Loos was able to start jogging by April, and was running by June. He spent most of the summer in DeKalb, working out with the rest of the Huskies.
He’s added about 15 pounds of “mostly muscle,” he says, and his bench press has increased by about 20 pounds, to 390.
“At this point, I’m a lot further ahead this season than what I was last season,” Loos said. “I’m feeling pretty good for this season.”
Carey, who was Loos’ offensive line coach before taking over as head coach in December of 2012, is thrilled to have Loos back in the fold. Loos was a first-team all-conference performer in 2013, and will anchor an offensive line that has 103 career starts.
“He needs to play at the high level he can,” Carey said, “and he’s way ahead of where he was last year at this time. We feel good about where he’s at right now.”
Loos has no plans to wear any special pads or braces to protect his surgically repaired legs. The only thing he’ll do is wrap his left ankle with special tape that will hold it in place, even when moving around.
“Right now, my ankle’s tight,” he said. “I can’t move up and down as far as I can with my right ankle. The major thing with injuries is range of motion, so you can stay flexible and be more agile out on the field.”
Loos went through a regular practice on Monday, then was limited to drills and conditioning on Tuesday. On Wednesday, it was back to normal. On Thursday, more drills and conditioning. He hopes to be going full strength by sometime in the next week or two.
When the season opener against Presbyterian rolls around on Aug. 28, however, Loos won’t be thinking about his health.
“Once I’m out there and we’re going live, I really don’t think about it.” Loos said. “If somebody gets close to my legs and I kind of feel something, I’ll admit I get scared for a second, but once game time comes, I’ll get over that and I won’t even be thinking about it.”
Carey stressed there will be no coddling of Loos.
“Football is a violent sport,” Carey said. “There’s a lot of collisions between big men trying to clear holes for little men. Yeah, we’ll take some precautions with Tyler, but when you’re on the field, you’ve got to go as an offensive lineman.”
The big question for the Huskies is who will replace Jordan Lynch at quarterback. Lynch guided the team to a combined 24-4 record the past two seasons, but he’s now trying to make the Chicago Bears’ roster.

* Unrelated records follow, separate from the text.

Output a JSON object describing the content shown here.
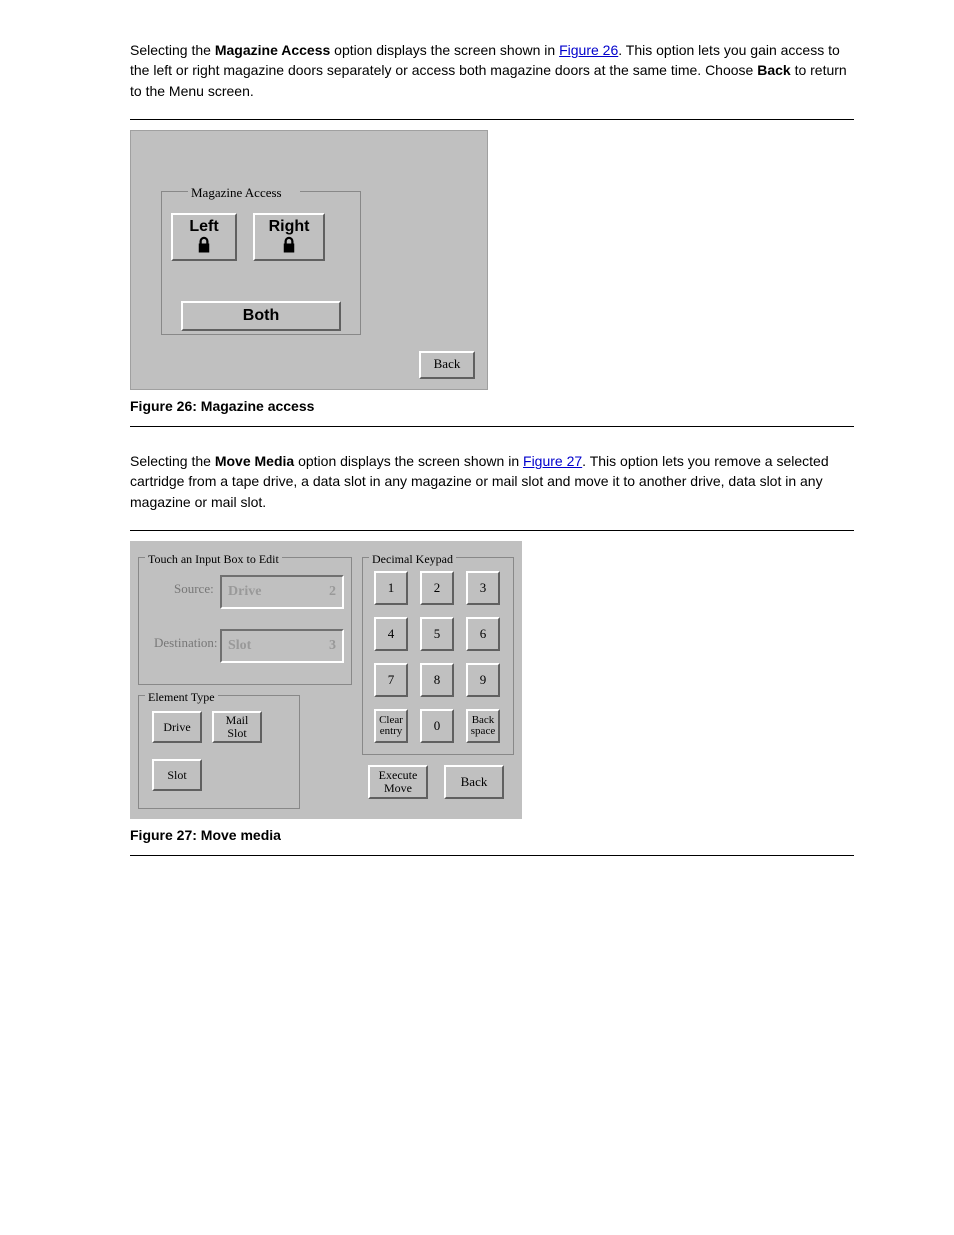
{
  "intro1": {
    "line1_prefix": "Selecting the ",
    "line1_bold": "Magazine Access",
    "line1_suffix": " option displays the screen shown in ",
    "line1_link": "Figure 26",
    "line1_end": ". ",
    "line2": "This option lets you gain access to the left or right magazine doors separately or ",
    "line3_prefix": "access both magazine doors at the same time. Choose ",
    "line3_bold": "Back",
    "line3_suffix": " to return to the ",
    "line4": "Menu screen."
  },
  "fig26": {
    "label": "Figure 26: Magazine access",
    "box_title": "Magazine Access",
    "left": "Left",
    "right": "Right",
    "both": "Both",
    "back": "Back"
  },
  "intro2": {
    "line1_prefix": "Selecting the ",
    "line1_bold": "Move Media",
    "line1_suffix": " option displays the screen shown in ",
    "line1_link": "Figure 27",
    "line1_end": ". This ",
    "line2": "option lets you remove a selected cartridge from a tape drive, a data slot in any ",
    "line3": "magazine or mail slot and move it to another drive, data slot in any magazine or ",
    "line4": "mail slot."
  },
  "fig27": {
    "label": "Figure 27: Move media",
    "g_inputs": "Touch an Input Box to Edit",
    "g_element": "Element Type",
    "g_keypad": "Decimal Keypad",
    "source_label": "Source:",
    "dest_label": "Destination:",
    "source_type": "Drive",
    "source_val": "2",
    "dest_type": "Slot",
    "dest_val": "3",
    "el_drive": "Drive",
    "el_mail": "Mail\nSlot",
    "el_slot": "Slot",
    "keys": [
      "1",
      "2",
      "3",
      "4",
      "5",
      "6",
      "7",
      "8",
      "9",
      "0"
    ],
    "clear": "Clear\nentry",
    "bksp": "Back\nspace",
    "exec": "Execute\nMove",
    "back": "Back"
  }
}
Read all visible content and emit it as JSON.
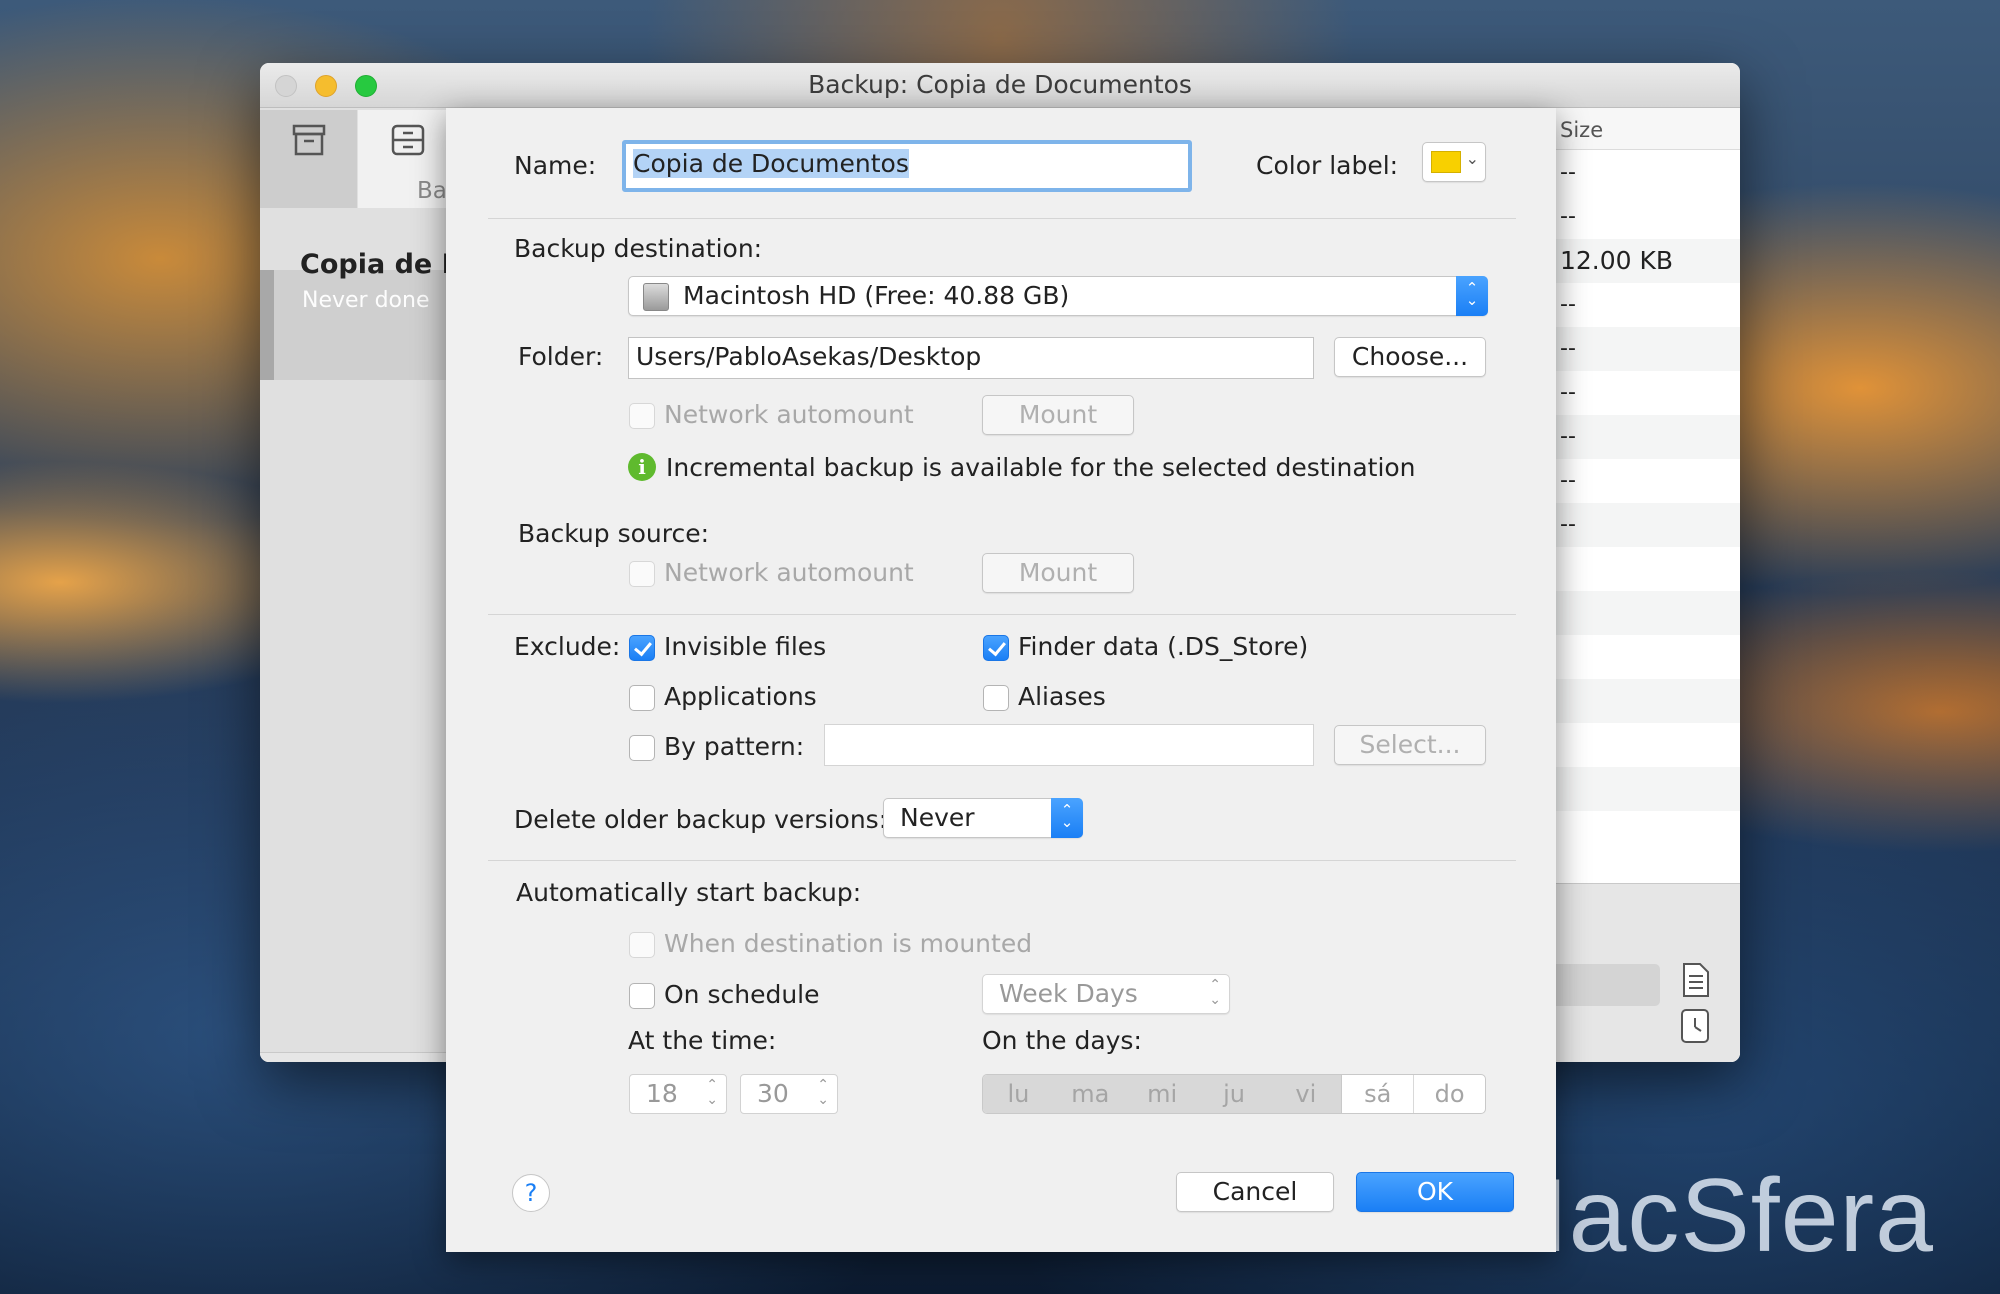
{
  "window": {
    "title": "Backup: Copia de Documentos"
  },
  "sidebar": {
    "tab_label": "Ba",
    "item_title": "Copia de D",
    "item_subtitle": "Never done",
    "add_label": "+",
    "remove_label": "—"
  },
  "right_panel": {
    "header": "Size",
    "rows": [
      "--",
      "--",
      "12.00 KB",
      "--",
      "--",
      "--",
      "--",
      "--",
      "--"
    ]
  },
  "sheet": {
    "name_label": "Name:",
    "name_value": "Copia de Documentos",
    "color_label": "Color label:",
    "color_value": "#f8d000",
    "destination_label": "Backup destination:",
    "destination_value": "Macintosh HD (Free: 40.88 GB)",
    "folder_label": "Folder:",
    "folder_value": "Users/PabloAsekas/Desktop",
    "choose_button": "Choose...",
    "network_automount_label": "Network automount",
    "mount_button": "Mount",
    "incremental_info": "Incremental backup is available for the selected destination",
    "source_label": "Backup source:",
    "source_network_automount_label": "Network automount",
    "source_mount_button": "Mount",
    "exclude_label": "Exclude:",
    "exclude_invisible": "Invisible files",
    "exclude_finder": "Finder data (.DS_Store)",
    "exclude_applications": "Applications",
    "exclude_aliases": "Aliases",
    "exclude_pattern": "By pattern:",
    "pattern_value": "",
    "select_button": "Select...",
    "delete_older_label": "Delete older backup versions:",
    "delete_older_value": "Never",
    "auto_start_label": "Automatically start backup:",
    "when_mounted_label": "When destination is mounted",
    "on_schedule_label": "On schedule",
    "schedule_value": "Week Days",
    "at_time_label": "At the time:",
    "hour_value": "18",
    "minute_value": "30",
    "on_days_label": "On the days:",
    "days": [
      "lu",
      "ma",
      "mi",
      "ju",
      "vi",
      "sá",
      "do"
    ],
    "help_label": "?",
    "cancel_button": "Cancel",
    "ok_button": "OK"
  },
  "watermark": "MacSfera"
}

Three signal callers – Anthony Maddie, Drew Hare, and Matt McIntosh – have been getting first-team reps early in the preseason. Nobody at NIU on Wednesday, including Loos, was saying who would get the job.
“Hopefully somebody separates himself soon,” Loos said, “but I think it’s a good battle.”
In the Mid-American Conference Media Day on July 23, NIU was tabbed to finish second in the West Division, behind Toledo, in a poll of the league’s coaches. Being an underdog is just fine with Loos.
“I’ve seen some people think we won’t be as good without Jordan,” Loos said, “but we’ve got a lot of guys returning on offense. Our offense is going to be fine. On defense, we’ve got some new schemes. Those guys are playing tough, and they’re going to be solid, too. I think we’ll have a shot to go to the MAC championship game again, and go to another big bowl.”
Loos is on track to graduate with a degree in finance in December. He’s taking just two classes this semester – a required class in international finance, and an elective in portfolio management.
Loos applied for and was accepted into the portfolio management class. He’s among a group of nine students who will decide where to invest about $300,000 of NIU’s money, and the teacher will execute the transactions.
“It should be a pretty interesting class,” Loos said, “and it’s something I look forward to learning about.”
High school: Sterling, class of 2010
College: Northern Illinois
FYI: 2-year starter at left tackle for Huskies. ... All-conference first team as junior, & second team as sophomore. ... Missed all or parts of last 3 seasons with injuries. ... Will graduate with degree in finance in December.